Anonymous said...

Everything depends on us. Bubbles require a critical mass, just as bursts.

With the Internet, information does travel much faster, but the speed is limited by the emotional processing required.

It takes time for the information to sink in. Time for it to reach an actionable emotion.

That happens at the individual level, but is also expressed as a group.

Have we reached critical mass that gets the snowball rolling?

Or can those in power hold the masses' emotions at bay for a little while longer?


Todd Tarson said...

That game is obviously over. Let me repeat that -- over. The real-estate market of the past few years will not be seen again in our lifetimes.

As a practicing real estate clerk... let me just respond to the above by saying... Good!!

That market was unhealthy and could not be sustained. Good for the folks who made some bucks, but bad for those that are now priced out of the market. Most homebuyers in a given year are first timers. Take them out of the market because of price and there is going to be the results we are seeing today.

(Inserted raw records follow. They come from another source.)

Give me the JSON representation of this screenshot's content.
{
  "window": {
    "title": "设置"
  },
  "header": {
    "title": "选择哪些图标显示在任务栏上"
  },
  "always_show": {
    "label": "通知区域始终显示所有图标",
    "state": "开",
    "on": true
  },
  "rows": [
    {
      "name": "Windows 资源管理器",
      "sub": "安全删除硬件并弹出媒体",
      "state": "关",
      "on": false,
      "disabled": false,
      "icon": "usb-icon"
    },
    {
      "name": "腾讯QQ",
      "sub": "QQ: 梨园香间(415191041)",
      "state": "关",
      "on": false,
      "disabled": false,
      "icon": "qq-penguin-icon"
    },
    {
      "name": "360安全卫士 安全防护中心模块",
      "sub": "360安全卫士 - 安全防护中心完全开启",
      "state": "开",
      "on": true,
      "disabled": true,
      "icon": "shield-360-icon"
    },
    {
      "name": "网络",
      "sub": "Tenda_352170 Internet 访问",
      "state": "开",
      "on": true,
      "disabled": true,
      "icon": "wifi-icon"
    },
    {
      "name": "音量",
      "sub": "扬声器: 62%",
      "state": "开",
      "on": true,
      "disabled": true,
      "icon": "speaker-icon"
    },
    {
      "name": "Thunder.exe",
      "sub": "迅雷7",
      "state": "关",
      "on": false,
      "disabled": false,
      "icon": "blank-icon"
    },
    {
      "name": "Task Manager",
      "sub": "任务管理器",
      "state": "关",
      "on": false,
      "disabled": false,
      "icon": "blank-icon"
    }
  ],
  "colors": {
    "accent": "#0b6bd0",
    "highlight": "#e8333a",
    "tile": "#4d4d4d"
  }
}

In my small market for each closed sale on a home in a month, 3 new listings hit the market. Buyers and sellers are speaking completely different languages right now.

Anonymous said...

I do not see a "feeding frenzy" at Home Depot anymore. I use to call friends and report on fat boomers walking around Home Depot (two drink mininum) like they did Gateway Stores 1999. I guess these are the same people still holding on to their NASDAQ stock.

WhiteTower said...

"The subprime industry was absolutely critical to the inflating of the real-estate bubble."

I tend to disagree, only to the extent that the sub-prime market is a symptom, not a cause of the real estate bubble.

The real culprit is the extension of loose credit by the central bank of the US and many other countries. Housing became "affordable" to millions, who otherwise could not have qualified to purchase (in that the rates they would have had to pay would have priced them out as borrowers.)

The sub-prime market emerged after the housing bubble began. The phenomenon of high percentages of mortgage loans being IO and negative amortization (and in the case of Califonria, evidently a majority of loans) did not take place until 2006 -- well after the bubble had begun, and indeed, when it had begun to burst.

In effect the central bank gave a "false signal" to the market that money would be cheap forever, so even those who didn't have the credit and income to buy at the already low rates were confidently extended credit by lenders.

All economic bubbles are caused by these loose credit policies of central banks -- shoddy lending standards, fraud, bankruptcies, etc. are simply symptomatic of mismanaged monetary policy.